Q: I have read that Lahiri Mahasaya said no one should become a sannyasi. Is that true? If so, why did he say it?
Lahiri Mahasaya told his disciples that they should never become a Dasanami Sannyasi–a member of the Swami Order of Shankaracharya. The reason was purely yogic.
To become a member of that order, a ritual known as the Viraja Homa is performed. It is not a symbol, but a powerful ritual that alters the subtle bodies and karma of the person. Its purpose is to break all ties with this world. It transmutes the person’s worldly karma into spiritual karma.
This sounds very desirable, but if the person was mistaken in taking up sannyas and finds himself unable to continue it, his subsequent life will be chaotic and miserable because he has no positive karmic store on which to draw. He will be a failure in both his social and personal life, adrift like a broken cloud in the sky. A terrible fate!
But what has been done cannot be undone in the sense that there is no reversing of the effect of the Viraja Homa. At the same time, what has been undone cannot be done–that is, the karma that was wiped out cannot be restored. Practically speaking, there is no place for such a person in this world.
The tradition of sannyasa
The Shankara Order is very modern in the annals of Sanatana Dharma and India. The dharma shastras describe the way sannyas should be taken. It was done solely by the will of the individual. Though it might be preceded by a final performance of the daily rituals of a Sanatana Dharmi, the real sannyas was the simple declaration of intention to leave (or never enter) the householder life and departure for the forest and lifelong tapasya (sadhana). In modern times this was done by the renowned Swami (“Papa”) Ramdas of Anandashram. He simply had some cloth dyed gerrua, put it on and declared that from thenceforth his name was Ramdas, and walked out of his house never to return.
Sri Ramakrishna’s story
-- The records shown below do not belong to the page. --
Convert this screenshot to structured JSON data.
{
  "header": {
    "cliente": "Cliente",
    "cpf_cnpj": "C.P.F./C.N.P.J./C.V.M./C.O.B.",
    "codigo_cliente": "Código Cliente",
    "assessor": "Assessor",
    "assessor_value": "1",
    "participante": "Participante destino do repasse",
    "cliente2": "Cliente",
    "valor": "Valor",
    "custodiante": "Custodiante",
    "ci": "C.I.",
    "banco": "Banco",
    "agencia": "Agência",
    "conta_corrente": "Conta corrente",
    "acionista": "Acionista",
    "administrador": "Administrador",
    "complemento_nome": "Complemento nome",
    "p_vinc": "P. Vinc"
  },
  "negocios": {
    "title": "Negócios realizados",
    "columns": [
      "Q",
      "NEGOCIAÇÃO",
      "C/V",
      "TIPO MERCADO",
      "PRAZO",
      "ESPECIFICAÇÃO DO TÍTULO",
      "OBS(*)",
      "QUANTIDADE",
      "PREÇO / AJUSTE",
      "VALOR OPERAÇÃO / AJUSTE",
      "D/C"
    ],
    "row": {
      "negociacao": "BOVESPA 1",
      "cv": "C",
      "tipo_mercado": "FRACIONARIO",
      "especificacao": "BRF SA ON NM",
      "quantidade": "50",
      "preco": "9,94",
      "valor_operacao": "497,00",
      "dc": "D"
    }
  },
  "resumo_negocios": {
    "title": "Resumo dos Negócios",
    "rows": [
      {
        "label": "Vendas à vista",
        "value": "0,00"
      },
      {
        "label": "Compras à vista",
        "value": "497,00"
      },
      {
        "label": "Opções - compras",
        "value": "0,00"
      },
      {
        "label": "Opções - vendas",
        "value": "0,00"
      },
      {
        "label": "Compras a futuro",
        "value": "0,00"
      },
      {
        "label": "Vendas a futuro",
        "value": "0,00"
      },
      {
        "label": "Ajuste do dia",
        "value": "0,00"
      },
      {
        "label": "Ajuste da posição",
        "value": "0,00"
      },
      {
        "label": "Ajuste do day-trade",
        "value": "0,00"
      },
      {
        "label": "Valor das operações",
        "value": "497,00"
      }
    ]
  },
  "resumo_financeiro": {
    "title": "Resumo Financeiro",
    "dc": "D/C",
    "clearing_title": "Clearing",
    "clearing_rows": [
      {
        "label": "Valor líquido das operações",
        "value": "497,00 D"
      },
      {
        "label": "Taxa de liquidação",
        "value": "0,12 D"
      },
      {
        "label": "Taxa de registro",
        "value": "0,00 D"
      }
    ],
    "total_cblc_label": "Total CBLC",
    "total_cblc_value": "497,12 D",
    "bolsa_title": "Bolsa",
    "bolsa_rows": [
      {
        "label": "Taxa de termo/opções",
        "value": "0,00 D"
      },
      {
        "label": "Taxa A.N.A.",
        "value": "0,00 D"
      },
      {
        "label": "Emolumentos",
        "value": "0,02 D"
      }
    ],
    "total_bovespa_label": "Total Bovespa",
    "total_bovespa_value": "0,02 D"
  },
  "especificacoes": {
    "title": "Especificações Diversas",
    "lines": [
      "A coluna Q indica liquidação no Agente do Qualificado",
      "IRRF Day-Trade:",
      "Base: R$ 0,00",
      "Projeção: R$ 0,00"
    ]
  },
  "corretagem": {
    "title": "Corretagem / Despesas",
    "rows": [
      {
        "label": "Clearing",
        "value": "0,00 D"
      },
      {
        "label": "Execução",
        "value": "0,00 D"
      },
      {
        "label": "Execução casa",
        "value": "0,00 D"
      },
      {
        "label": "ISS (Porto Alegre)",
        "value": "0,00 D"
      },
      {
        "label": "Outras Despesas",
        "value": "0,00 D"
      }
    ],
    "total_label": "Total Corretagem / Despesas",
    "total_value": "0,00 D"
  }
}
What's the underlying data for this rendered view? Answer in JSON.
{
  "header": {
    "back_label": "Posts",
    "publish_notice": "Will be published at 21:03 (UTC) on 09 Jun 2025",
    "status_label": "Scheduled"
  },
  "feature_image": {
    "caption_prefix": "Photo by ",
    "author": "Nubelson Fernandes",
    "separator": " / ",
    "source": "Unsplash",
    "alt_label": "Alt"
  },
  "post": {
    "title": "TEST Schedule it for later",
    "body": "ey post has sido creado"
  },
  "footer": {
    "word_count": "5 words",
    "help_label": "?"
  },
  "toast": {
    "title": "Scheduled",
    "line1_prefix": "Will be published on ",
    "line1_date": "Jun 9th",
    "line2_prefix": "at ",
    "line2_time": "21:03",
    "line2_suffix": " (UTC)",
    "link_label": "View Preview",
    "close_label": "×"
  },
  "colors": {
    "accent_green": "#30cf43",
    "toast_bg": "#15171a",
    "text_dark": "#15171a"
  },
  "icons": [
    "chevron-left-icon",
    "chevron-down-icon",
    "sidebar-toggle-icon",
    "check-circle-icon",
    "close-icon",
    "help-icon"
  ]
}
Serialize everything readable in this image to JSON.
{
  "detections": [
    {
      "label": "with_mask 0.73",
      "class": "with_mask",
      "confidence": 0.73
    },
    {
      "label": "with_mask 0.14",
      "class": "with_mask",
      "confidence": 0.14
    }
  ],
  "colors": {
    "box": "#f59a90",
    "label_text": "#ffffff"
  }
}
Sri Ramakrishna told a story about true sannyas. One day a man found his wife very depressed. When asked why she was so sad, she told him that she was about to lose her brother who was married; that he was going to become a sannyasi. “How do you know he’s going to become a sannyasi?” asked her husband. “Because he is carefully setting all his affairs in order, getting everything all straightened out and arranging things so he can take up the monastic life” was the reply.